It is not uncommon to find veterans who do not know they, as well as some of their family members, are eligible for Veterans Aid & Attendance (Veterans A&A) benefit programs. This is surprising to most who find out. These benefit programs provide low-income veterans (those ages 65 or older) with financial assistance if their service occurred during specific wartimes. Other family members, including surviving spouses of veterans who qualify, should check in to see if they are eligible to receive Veteran A&A support benefits.

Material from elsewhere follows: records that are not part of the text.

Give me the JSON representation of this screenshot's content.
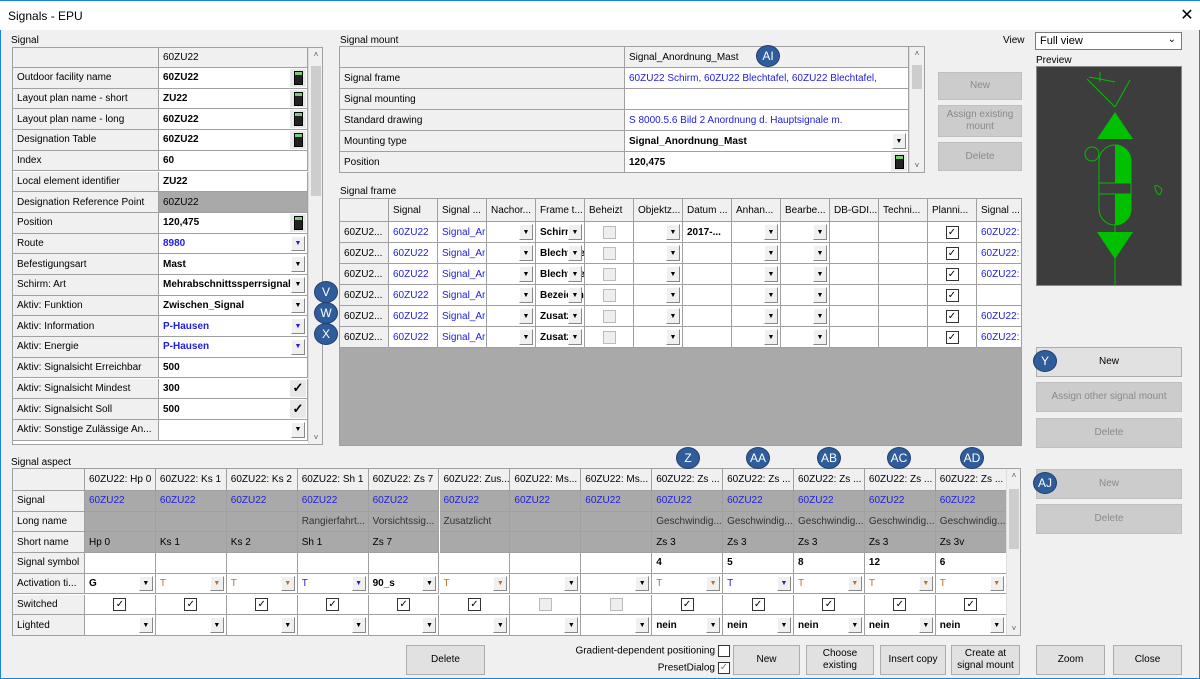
{
  "window": {
    "title": "Signals - EPU",
    "close_icon": "close-icon"
  },
  "signal": {
    "label": "Signal",
    "header": "60ZU22",
    "rows": [
      {
        "label": "Outdoor facility name",
        "value": "60ZU22",
        "style": "bold",
        "ctl": "calc"
      },
      {
        "label": "Layout plan name - short",
        "value": "ZU22",
        "style": "bold",
        "ctl": "calc"
      },
      {
        "label": "Layout plan name - long",
        "value": "60ZU22",
        "style": "bold",
        "ctl": "calc"
      },
      {
        "label": "Designation Table",
        "value": "60ZU22",
        "style": "bold",
        "ctl": "calc"
      },
      {
        "label": "Index",
        "value": "60",
        "style": "bold",
        "ctl": ""
      },
      {
        "label": "Local element identifier",
        "value": "ZU22",
        "style": "bold",
        "ctl": ""
      },
      {
        "label": "Designation Reference Point",
        "value": "60ZU22",
        "style": "gray",
        "ctl": ""
      },
      {
        "label": "Position",
        "value": "120,475",
        "style": "bold",
        "ctl": "calc"
      },
      {
        "label": "Route",
        "value": "8980",
        "style": "bold blue",
        "ctl": "dd"
      },
      {
        "label": "Befestigungsart",
        "value": "Mast",
        "style": "bold",
        "ctl": "dd"
      },
      {
        "label": "Schirm: Art",
        "value": "Mehrabschnittssperrsignal",
        "style": "bold",
        "ctl": "dd"
      },
      {
        "label": "Aktiv: Funktion",
        "value": "Zwischen_Signal",
        "style": "bold",
        "ctl": "dd"
      },
      {
        "label": "Aktiv: Information",
        "value": "P-Hausen",
        "style": "bold blue",
        "ctl": "dd"
      },
      {
        "label": "Aktiv: Energie",
        "value": "P-Hausen",
        "style": "bold blue",
        "ctl": "dd"
      },
      {
        "label": "Aktiv: Signalsicht Erreichbar",
        "value": "500",
        "style": "bold",
        "ctl": ""
      },
      {
        "label": "Aktiv: Signalsicht Mindest",
        "value": "300",
        "style": "bold",
        "ctl": "check"
      },
      {
        "label": "Aktiv: Signalsicht Soll",
        "value": "500",
        "style": "bold",
        "ctl": "check"
      },
      {
        "label": "Aktiv: Sonstige Zulässige An...",
        "value": "",
        "style": "",
        "ctl": "dd"
      }
    ]
  },
  "signal_mount": {
    "label": "Signal mount",
    "header": "Signal_Anordnung_Mast",
    "rows": [
      {
        "label": "Signal frame",
        "value": "60ZU22 Schirm, 60ZU22 Blechtafel, 60ZU22 Blechtafel,",
        "style": "blue",
        "ctl": ""
      },
      {
        "label": "Signal mounting",
        "value": "",
        "style": "",
        "ctl": ""
      },
      {
        "label": "Standard drawing",
        "value": "S 8000.5.6 Bild 2 Anordnung d. Hauptsignale m.",
        "style": "blue",
        "ctl": ""
      },
      {
        "label": "Mounting type",
        "value": "Signal_Anordnung_Mast",
        "style": "bold",
        "ctl": "dd"
      },
      {
        "label": "Position",
        "value": "120,475",
        "style": "bold",
        "ctl": "calc"
      }
    ],
    "buttons": {
      "new": "New",
      "assign": "Assign existing mount",
      "delete": "Delete"
    }
  },
  "view": {
    "label": "View",
    "selected": "Full view",
    "preview_label": "Preview",
    "symbol_color": "#00c000"
  },
  "signal_frame": {
    "label": "Signal frame",
    "columns": [
      "",
      "Signal",
      "Signal ...",
      "Nachor...",
      "Frame t...",
      "Beheizt",
      "Objektz...",
      "Datum ...",
      "Anhan...",
      "Bearbe...",
      "DB-GDI...",
      "Techni...",
      "Planni...",
      "Signal ..."
    ],
    "rows": [
      {
        "id": "60ZU2...",
        "signal": "60ZU22",
        "mount": "Signal_Ar",
        "frame": "Schirm",
        "datum": "2017-...",
        "planning": true,
        "ref": "60ZU22:"
      },
      {
        "id": "60ZU2...",
        "signal": "60ZU22",
        "mount": "Signal_Ar",
        "frame": "Blechtafel",
        "datum": "",
        "planning": true,
        "ref": "60ZU22:"
      },
      {
        "id": "60ZU2...",
        "signal": "60ZU22",
        "mount": "Signal_Ar",
        "frame": "Blechtafel",
        "datum": "",
        "planning": true,
        "ref": "60ZU22:"
      },
      {
        "id": "60ZU2...",
        "signal": "60ZU22",
        "mount": "Signal_Ar",
        "frame": "Bezeichnung",
        "datum": "",
        "planning": true,
        "ref": ""
      },
      {
        "id": "60ZU2...",
        "signal": "60ZU22",
        "mount": "Signal_Ar",
        "frame": "Zusatz",
        "datum": "",
        "planning": true,
        "ref": "60ZU22:"
      },
      {
        "id": "60ZU2...",
        "signal": "60ZU22",
        "mount": "Signal_Ar",
        "frame": "Zusatz",
        "datum": "",
        "planning": true,
        "ref": "60ZU22:"
      }
    ],
    "buttons": {
      "new": "New",
      "assign": "Assign other signal mount",
      "delete": "Delete"
    }
  },
  "signal_aspect": {
    "label": "Signal aspect",
    "row_labels": [
      "Signal",
      "Long name",
      "Short name",
      "Signal symbol",
      "Activation ti...",
      "Switched",
      "Lighted"
    ],
    "columns": [
      {
        "header": "60ZU22: Hp 0",
        "signal": "60ZU22",
        "long": "",
        "short": "Hp 0",
        "symbol": "",
        "activation": "G",
        "act_style": "bold",
        "switched": true,
        "sw_enabled": true,
        "lighted": ""
      },
      {
        "header": "60ZU22: Ks 1",
        "signal": "60ZU22",
        "long": "",
        "short": "Ks 1",
        "symbol": "",
        "activation": "T",
        "act_style": "orange",
        "switched": true,
        "sw_enabled": true,
        "lighted": ""
      },
      {
        "header": "60ZU22: Ks 2",
        "signal": "60ZU22",
        "long": "",
        "short": "Ks 2",
        "symbol": "",
        "activation": "T",
        "act_style": "orange",
        "switched": true,
        "sw_enabled": true,
        "lighted": ""
      },
      {
        "header": "60ZU22: Sh 1",
        "signal": "60ZU22",
        "long": "Rangierfahrt...",
        "short": "Sh 1",
        "symbol": "",
        "activation": "T",
        "act_style": "blue",
        "switched": true,
        "sw_enabled": true,
        "lighted": ""
      },
      {
        "header": "60ZU22: Zs 7",
        "signal": "60ZU22",
        "long": "Vorsichtssig...",
        "short": "Zs 7",
        "symbol": "",
        "activation": "90_s",
        "act_style": "bold",
        "switched": true,
        "sw_enabled": true,
        "lighted": ""
      },
      {
        "header": "60ZU22: Zus...",
        "signal": "60ZU22",
        "long": "Zusatzlicht",
        "short": "",
        "symbol": "",
        "activation": "T",
        "act_style": "orange",
        "switched": true,
        "sw_enabled": true,
        "lighted": ""
      },
      {
        "header": "60ZU22: Ms...",
        "signal": "60ZU22",
        "long": "",
        "short": "",
        "symbol": "",
        "activation": "",
        "act_style": "",
        "switched": false,
        "sw_enabled": false,
        "lighted": ""
      },
      {
        "header": "60ZU22: Ms...",
        "signal": "60ZU22",
        "long": "",
        "short": "",
        "symbol": "",
        "activation": "",
        "act_style": "",
        "switched": false,
        "sw_enabled": false,
        "lighted": ""
      },
      {
        "header": "60ZU22: Zs ...",
        "signal": "60ZU22",
        "long": "Geschwindig...",
        "short": "Zs 3",
        "symbol": "4",
        "activation": "T",
        "act_style": "orange",
        "switched": true,
        "sw_enabled": true,
        "lighted": "nein"
      },
      {
        "header": "60ZU22: Zs ...",
        "signal": "60ZU22",
        "long": "Geschwindig...",
        "short": "Zs 3",
        "symbol": "5",
        "activation": "T",
        "act_style": "blue",
        "switched": true,
        "sw_enabled": true,
        "lighted": "nein"
      },
      {
        "header": "60ZU22: Zs ...",
        "signal": "60ZU22",
        "long": "Geschwindig...",
        "short": "Zs 3",
        "symbol": "8",
        "activation": "T",
        "act_style": "orange",
        "switched": true,
        "sw_enabled": true,
        "lighted": "nein"
      },
      {
        "header": "60ZU22: Zs ...",
        "signal": "60ZU22",
        "long": "Geschwindig...",
        "short": "Zs 3",
        "symbol": "12",
        "activation": "T",
        "act_style": "orange",
        "switched": true,
        "sw_enabled": true,
        "lighted": "nein"
      },
      {
        "header": "60ZU22: Zs ...",
        "signal": "60ZU22",
        "long": "Geschwindig...",
        "short": "Zs 3v",
        "symbol": "6",
        "activation": "T",
        "act_style": "orange",
        "switched": true,
        "sw_enabled": true,
        "lighted": "nein"
      }
    ],
    "buttons": {
      "new": "New",
      "delete": "Delete"
    }
  },
  "footer": {
    "delete": "Delete",
    "gradient_label": "Gradient-dependent positioning",
    "gradient_checked": false,
    "preset_label": "PresetDialog",
    "preset_checked": true,
    "new": "New",
    "choose": "Choose existing",
    "insert": "Insert copy",
    "create": "Create at signal mount",
    "zoom": "Zoom",
    "close": "Close"
  },
  "annotations": [
    "AI",
    "V",
    "W",
    "X",
    "Y",
    "Z",
    "AA",
    "AB",
    "AC",
    "AD",
    "AJ"
  ]
}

The specific war times include service during WWI, WWII, the Korean War, The Vietnam War and the Persian Gulf War. If a veteran served at least 90-days, to include at least one day of active war service, they qualify for Veteran A&A program benefits. If the veteran is under the age of 65, they are not eligible. Veterans are also disqualified if they do not receive an income such as social security benefits, retirement fund payments or another source of verifiable income.
Regarding verifiable income, there is a specific formula in place not unlike any other situation where benefits are calculated for low-income families and individuals. Income is verified and an annual total is obtained, then the VA administration subtracts what they consider to be excessive healthcare costs. These costs are prescriptions not covered by health insurance, long term care, insurance payments, assisted living and so on. If the total is greater than 5% of the MAPR (Maximum Annual Pension Rate), the veteran is eligible for benefits.
Note: MAPR (Maximum Annual Pension Rate) only applies to pensions, and nothing else. Keep this in mind when researching other benefits that may be offered to you because, if they do not have to do with pensions, beware that it could be a fraudulent offer. There are individuals masking themselves as officials and scamming people across the globe.
There is a large amount of documentation required during the application process including proof of income, as well as proof of all medical expenses. If, for any reason, you are concerned about the process or your assets, consider consulting with an Asset Protection Lawyer. They will aid you throughout the process, as well as help you with asset protection planning. Consider creating a will, as well as complete any estate planning necessary during this process as well. It’s best to have an overall picture of your benefits, what to do with them and how to set yourself up for the future.